• **PROBLEM**: Would you please return all of the entries below exactly as shown?

• **EXERCISE MATERIALS**:
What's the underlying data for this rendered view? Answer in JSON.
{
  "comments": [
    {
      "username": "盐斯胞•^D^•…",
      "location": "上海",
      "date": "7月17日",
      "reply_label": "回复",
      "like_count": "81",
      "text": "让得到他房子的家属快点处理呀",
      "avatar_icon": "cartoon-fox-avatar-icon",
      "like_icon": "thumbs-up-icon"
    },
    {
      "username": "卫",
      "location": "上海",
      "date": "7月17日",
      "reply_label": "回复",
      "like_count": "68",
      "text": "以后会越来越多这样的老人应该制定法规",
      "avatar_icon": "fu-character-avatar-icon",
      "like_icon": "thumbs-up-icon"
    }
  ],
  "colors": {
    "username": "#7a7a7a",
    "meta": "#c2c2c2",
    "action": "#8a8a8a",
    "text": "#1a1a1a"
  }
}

• **RESPONSE TO THE TASK**:
What's the underlying data for this rendered view? Answer in JSON.
{
  "comments": [
    {
      "username": "盐斯胞•^D^•…",
      "location": "上海",
      "date": "7月17日",
      "reply_label": "回复",
      "like_count": "81",
      "text": "让得到他房子的家属快点处理呀",
      "avatar_icon": "cartoon-fox-avatar-icon",
      "like_icon": "thumbs-up-icon"
    },
    {
      "username": "卫",
      "location": "上海",
      "date": "7月17日",
      "reply_label": "回复",
      "like_count": "68",
      "text": "以后会越来越多这样的老人应该制定法规",
      "avatar_icon": "fu-character-avatar-icon",
      "like_icon": "thumbs-up-icon"
    }
  ],
  "colors": {
    "username": "#7a7a7a",
    "meta": "#c2c2c2",
    "action": "#8a8a8a",
    "text": "#1a1a1a"
  }
}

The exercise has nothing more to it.